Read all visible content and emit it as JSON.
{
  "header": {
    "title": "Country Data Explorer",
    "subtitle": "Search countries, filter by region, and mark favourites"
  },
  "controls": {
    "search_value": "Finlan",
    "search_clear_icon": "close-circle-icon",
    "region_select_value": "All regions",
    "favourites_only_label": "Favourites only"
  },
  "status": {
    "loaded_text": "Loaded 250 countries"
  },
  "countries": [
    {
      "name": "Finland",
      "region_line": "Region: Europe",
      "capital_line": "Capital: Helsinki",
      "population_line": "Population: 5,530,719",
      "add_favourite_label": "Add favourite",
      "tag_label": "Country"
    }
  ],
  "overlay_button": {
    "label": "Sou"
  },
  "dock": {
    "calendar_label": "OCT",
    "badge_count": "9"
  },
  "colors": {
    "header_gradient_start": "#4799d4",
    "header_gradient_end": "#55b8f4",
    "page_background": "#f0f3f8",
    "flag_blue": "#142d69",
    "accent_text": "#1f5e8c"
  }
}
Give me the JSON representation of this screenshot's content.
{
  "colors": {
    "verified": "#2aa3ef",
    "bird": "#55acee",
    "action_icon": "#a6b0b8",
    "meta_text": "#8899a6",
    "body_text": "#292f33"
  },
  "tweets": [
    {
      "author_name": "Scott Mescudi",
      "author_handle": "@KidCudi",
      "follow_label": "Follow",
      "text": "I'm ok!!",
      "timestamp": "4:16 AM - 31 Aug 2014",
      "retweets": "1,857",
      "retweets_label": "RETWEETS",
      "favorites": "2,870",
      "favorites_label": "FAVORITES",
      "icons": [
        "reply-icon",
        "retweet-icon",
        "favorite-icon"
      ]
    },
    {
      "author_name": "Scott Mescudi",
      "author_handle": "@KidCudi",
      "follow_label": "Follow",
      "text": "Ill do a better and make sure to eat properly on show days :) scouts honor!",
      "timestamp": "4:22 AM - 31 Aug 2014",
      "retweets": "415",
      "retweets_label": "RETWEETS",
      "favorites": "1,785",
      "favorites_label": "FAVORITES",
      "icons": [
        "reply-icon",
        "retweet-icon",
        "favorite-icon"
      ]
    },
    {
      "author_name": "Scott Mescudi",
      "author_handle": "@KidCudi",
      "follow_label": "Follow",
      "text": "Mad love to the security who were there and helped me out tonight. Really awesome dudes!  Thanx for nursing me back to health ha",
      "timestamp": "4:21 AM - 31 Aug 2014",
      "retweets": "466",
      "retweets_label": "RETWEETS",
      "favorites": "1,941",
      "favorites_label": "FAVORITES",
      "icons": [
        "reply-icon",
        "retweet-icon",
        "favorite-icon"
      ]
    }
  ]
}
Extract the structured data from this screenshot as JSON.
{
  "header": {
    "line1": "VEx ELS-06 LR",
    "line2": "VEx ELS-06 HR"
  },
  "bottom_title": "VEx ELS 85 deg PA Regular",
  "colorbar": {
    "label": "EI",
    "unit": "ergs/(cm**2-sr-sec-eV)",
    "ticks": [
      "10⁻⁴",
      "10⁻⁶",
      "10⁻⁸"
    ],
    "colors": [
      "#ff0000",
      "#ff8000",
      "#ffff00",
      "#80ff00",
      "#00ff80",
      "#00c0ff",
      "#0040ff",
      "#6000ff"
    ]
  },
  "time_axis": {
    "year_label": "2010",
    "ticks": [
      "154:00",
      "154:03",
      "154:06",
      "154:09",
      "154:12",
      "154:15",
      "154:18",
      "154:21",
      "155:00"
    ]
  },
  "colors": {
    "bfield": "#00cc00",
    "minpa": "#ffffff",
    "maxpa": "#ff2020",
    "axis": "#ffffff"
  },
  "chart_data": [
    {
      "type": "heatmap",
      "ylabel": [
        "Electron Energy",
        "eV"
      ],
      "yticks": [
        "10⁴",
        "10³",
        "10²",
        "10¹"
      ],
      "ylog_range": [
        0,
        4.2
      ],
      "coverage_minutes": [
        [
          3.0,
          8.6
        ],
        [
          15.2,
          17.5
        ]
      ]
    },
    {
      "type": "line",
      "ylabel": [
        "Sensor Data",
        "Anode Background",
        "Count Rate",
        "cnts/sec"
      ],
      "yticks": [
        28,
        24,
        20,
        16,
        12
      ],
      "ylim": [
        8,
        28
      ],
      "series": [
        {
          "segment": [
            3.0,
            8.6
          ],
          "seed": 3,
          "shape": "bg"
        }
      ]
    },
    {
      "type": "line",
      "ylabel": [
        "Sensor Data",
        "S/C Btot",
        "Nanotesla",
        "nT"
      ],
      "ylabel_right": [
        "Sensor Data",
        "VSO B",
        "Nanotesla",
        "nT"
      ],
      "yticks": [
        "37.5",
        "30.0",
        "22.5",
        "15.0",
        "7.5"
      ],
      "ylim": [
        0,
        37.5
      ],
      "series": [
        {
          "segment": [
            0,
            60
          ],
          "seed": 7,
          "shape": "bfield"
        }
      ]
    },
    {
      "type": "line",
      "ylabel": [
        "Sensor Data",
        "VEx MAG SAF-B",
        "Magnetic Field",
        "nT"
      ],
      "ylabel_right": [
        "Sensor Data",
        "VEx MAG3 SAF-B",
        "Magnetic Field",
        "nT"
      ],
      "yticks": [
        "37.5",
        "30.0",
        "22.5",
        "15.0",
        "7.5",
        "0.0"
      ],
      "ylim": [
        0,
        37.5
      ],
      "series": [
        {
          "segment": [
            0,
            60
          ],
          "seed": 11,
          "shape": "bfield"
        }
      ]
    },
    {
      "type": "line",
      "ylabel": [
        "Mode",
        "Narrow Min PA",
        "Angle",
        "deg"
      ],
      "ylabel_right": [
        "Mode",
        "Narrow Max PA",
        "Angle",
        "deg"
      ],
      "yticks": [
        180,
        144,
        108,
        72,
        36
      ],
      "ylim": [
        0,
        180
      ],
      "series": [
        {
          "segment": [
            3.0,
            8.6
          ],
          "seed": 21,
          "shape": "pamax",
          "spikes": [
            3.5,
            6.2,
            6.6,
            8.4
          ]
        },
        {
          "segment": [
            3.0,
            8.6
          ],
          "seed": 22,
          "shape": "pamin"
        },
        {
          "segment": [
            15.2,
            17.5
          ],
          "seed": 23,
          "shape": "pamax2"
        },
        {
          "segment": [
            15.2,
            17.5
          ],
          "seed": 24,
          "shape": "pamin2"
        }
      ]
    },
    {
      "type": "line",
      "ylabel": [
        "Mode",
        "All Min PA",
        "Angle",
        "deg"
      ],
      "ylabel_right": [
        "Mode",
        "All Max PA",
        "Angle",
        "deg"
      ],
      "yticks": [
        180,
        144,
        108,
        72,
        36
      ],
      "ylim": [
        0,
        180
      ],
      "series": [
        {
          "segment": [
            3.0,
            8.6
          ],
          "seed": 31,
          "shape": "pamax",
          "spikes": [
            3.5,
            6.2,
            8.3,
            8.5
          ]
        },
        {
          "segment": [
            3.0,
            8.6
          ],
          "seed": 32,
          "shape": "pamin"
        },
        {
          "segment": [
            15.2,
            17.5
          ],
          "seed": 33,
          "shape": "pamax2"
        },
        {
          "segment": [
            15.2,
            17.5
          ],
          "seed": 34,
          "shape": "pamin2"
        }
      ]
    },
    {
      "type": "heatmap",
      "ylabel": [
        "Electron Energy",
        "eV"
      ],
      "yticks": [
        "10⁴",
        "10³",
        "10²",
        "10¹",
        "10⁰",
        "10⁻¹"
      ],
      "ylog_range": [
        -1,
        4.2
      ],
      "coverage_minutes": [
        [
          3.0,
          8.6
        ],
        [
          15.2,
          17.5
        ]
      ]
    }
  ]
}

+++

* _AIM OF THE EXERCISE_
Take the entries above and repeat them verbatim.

* _EXERCISE RESULT_
Read all visible content and emit it as JSON.
{
  "header": {
    "title": "Country Data Explorer",
    "subtitle": "Search countries, filter by region, and mark favourites"
  },
  "controls": {
    "search_value": "Finlan",
    "search_clear_icon": "close-circle-icon",
    "region_select_value": "All regions",
    "favourites_only_label": "Favourites only"
  },
  "status": {
    "loaded_text": "Loaded 250 countries"
  },
  "countries": [
    {
      "name": "Finland",
      "region_line": "Region: Europe",
      "capital_line": "Capital: Helsinki",
      "population_line": "Population: 5,530,719",
      "add_favourite_label": "Add favourite",
      "tag_label": "Country"
    }
  ],
  "overlay_button": {
    "label": "Sou"
  },
  "dock": {
    "calendar_label": "OCT",
    "badge_count": "9"
  },
  "colors": {
    "header_gradient_start": "#4799d4",
    "header_gradient_end": "#55b8f4",
    "page_background": "#f0f3f8",
    "flag_blue": "#142d69",
    "accent_text": "#1f5e8c"
  }
}
Give me the JSON representation of this screenshot's content.
{
  "colors": {
    "verified": "#2aa3ef",
    "bird": "#55acee",
    "action_icon": "#a6b0b8",
    "meta_text": "#8899a6",
    "body_text": "#292f33"
  },
  "tweets": [
    {
      "author_name": "Scott Mescudi",
      "author_handle": "@KidCudi",
      "follow_label": "Follow",
      "text": "I'm ok!!",
      "timestamp": "4:16 AM - 31 Aug 2014",
      "retweets": "1,857",
      "retweets_label": "RETWEETS",
      "favorites": "2,870",
      "favorites_label": "FAVORITES",
      "icons": [
        "reply-icon",
        "retweet-icon",
        "favorite-icon"
      ]
    },
    {
      "author_name": "Scott Mescudi",
      "author_handle": "@KidCudi",
      "follow_label": "Follow",
      "text": "Ill do a better and make sure to eat properly on show days :) scouts honor!",
      "timestamp": "4:22 AM - 31 Aug 2014",
      "retweets": "415",
      "retweets_label": "RETWEETS",
      "favorites": "1,785",
      "favorites_label": "FAVORITES",
      "icons": [
        "reply-icon",
        "retweet-icon",
        "favorite-icon"
      ]
    },
    {
      "author_name": "Scott Mescudi",
      "author_handle": "@KidCudi",
      "follow_label": "Follow",
      "text": "Mad love to the security who were there and helped me out tonight. Really awesome dudes!  Thanx for nursing me back to health ha",
      "timestamp": "4:21 AM - 31 Aug 2014",
      "retweets": "466",
      "retweets_label": "RETWEETS",
      "favorites": "1,941",
      "favorites_label": "FAVORITES",
      "icons": [
        "reply-icon",
        "retweet-icon",
        "favorite-icon"
      ]
    }
  ]
}
Extract the structured data from this screenshot as JSON.
{
  "header": {
    "line1": "VEx ELS-06 LR",
    "line2": "VEx ELS-06 HR"
  },
  "bottom_title": "VEx ELS 85 deg PA Regular",
  "colorbar": {
    "label": "EI",
    "unit": "ergs/(cm**2-sr-sec-eV)",
    "ticks": [
      "10⁻⁴",
      "10⁻⁶",
      "10⁻⁸"
    ],
    "colors": [
      "#ff0000",
      "#ff8000",
      "#ffff00",
      "#80ff00",
      "#00ff80",
      "#00c0ff",
      "#0040ff",
      "#6000ff"
    ]
  },
  "time_axis": {
    "year_label": "2010",
    "ticks": [
      "154:00",
      "154:03",
      "154:06",
      "154:09",
      "154:12",
      "154:15",
      "154:18",
      "154:21",
      "155:00"
    ]
  },
  "colors": {
    "bfield": "#00cc00",
    "minpa": "#ffffff",
    "maxpa": "#ff2020",
    "axis": "#ffffff"
  },
  "chart_data": [
    {
      "type": "heatmap",
      "ylabel": [
        "Electron Energy",
        "eV"
      ],
      "yticks": [
        "10⁴",
        "10³",
        "10²",
        "10¹"
      ],
      "ylog_range": [
        0,
        4.2
      ],
      "coverage_minutes": [
        [
          3.0,
          8.6
        ],
        [
          15.2,
          17.5
        ]
      ]
    },
    {
      "type": "line",
      "ylabel": [
        "Sensor Data",
        "Anode Background",
        "Count Rate",
        "cnts/sec"
      ],
      "yticks": [
        28,
        24,
        20,
        16,
        12
      ],
      "ylim": [
        8,
        28
      ],
      "series": [
        {
          "segment": [
            3.0,
            8.6
          ],
          "seed": 3,
          "shape": "bg"
        }
      ]
    },
    {
      "type": "line",
      "ylabel": [
        "Sensor Data",
        "S/C Btot",
        "Nanotesla",
        "nT"
      ],
      "ylabel_right": [
        "Sensor Data",
        "VSO B",
        "Nanotesla",
        "nT"
      ],
      "yticks": [
        "37.5",
        "30.0",
        "22.5",
        "15.0",
        "7.5"
      ],
      "ylim": [
        0,
        37.5
      ],
      "series": [
        {
          "segment": [
            0,
            60
          ],
          "seed": 7,
          "shape": "bfield"
        }
      ]
    },
    {
      "type": "line",
      "ylabel": [
        "Sensor Data",
        "VEx MAG SAF-B",
        "Magnetic Field",
        "nT"
      ],
      "ylabel_right": [
        "Sensor Data",
        "VEx MAG3 SAF-B",
        "Magnetic Field",
        "nT"
      ],
      "yticks": [
        "37.5",
        "30.0",
        "22.5",
        "15.0",
        "7.5",
        "0.0"
      ],
      "ylim": [
        0,
        37.5
      ],
      "series": [
        {
          "segment": [
            0,
            60
          ],
          "seed": 11,
          "shape": "bfield"
        }
      ]
    },
    {
      "type": "line",
      "ylabel": [
        "Mode",
        "Narrow Min PA",
        "Angle",
        "deg"
      ],
      "ylabel_right": [
        "Mode",
        "Narrow Max PA",
        "Angle",
        "deg"
      ],
      "yticks": [
        180,
        144,
        108,
        72,
        36
      ],
      "ylim": [
        0,
        180
      ],
      "series": [
        {
          "segment": [
            3.0,
            8.6
          ],
          "seed": 21,
          "shape": "pamax",
          "spikes": [
            3.5,
            6.2,
            6.6,
            8.4
          ]
        },
        {
          "segment": [
            3.0,
            8.6
          ],
          "seed": 22,
          "shape": "pamin"
        },
        {
          "segment": [
            15.2,
            17.5
          ],
          "seed": 23,
          "shape": "pamax2"
        },
        {
          "segment": [
            15.2,
            17.5
          ],
          "seed": 24,
          "shape": "pamin2"
        }
      ]
    },
    {
      "type": "line",
      "ylabel": [
        "Mode",
        "All Min PA",
        "Angle",
        "deg"
      ],
      "ylabel_right": [
        "Mode",
        "All Max PA",
        "Angle",
        "deg"
      ],
      "yticks": [
        180,
        144,
        108,
        72,
        36
      ],
      "ylim": [
        0,
        180
      ],
      "series": [
        {
          "segment": [
            3.0,
            8.6
          ],
          "seed": 31,
          "shape": "pamax",
          "spikes": [
            3.5,
            6.2,
            8.3,
            8.5
          ]
        },
        {
          "segment": [
            3.0,
            8.6
          ],
          "seed": 32,
          "shape": "pamin"
        },
        {
          "segment": [
            15.2,
            17.5
          ],
          "seed": 33,
          "shape": "pamax2"
        },
        {
          "segment": [
            15.2,
            17.5
          ],
          "seed": 34,
          "shape": "pamin2"
        }
      ]
    },
    {
      "type": "heatmap",
      "ylabel": [
        "Electron Energy",
        "eV"
      ],
      "yticks": [
        "10⁴",
        "10³",
        "10²",
        "10¹",
        "10⁰",
        "10⁻¹"
      ],
      "ylog_range": [
        -1,
        4.2
      ],
      "coverage_minutes": [
        [
          3.0,
          8.6
        ],
        [
          15.2,
          17.5
        ]
      ]
    }
  ]
}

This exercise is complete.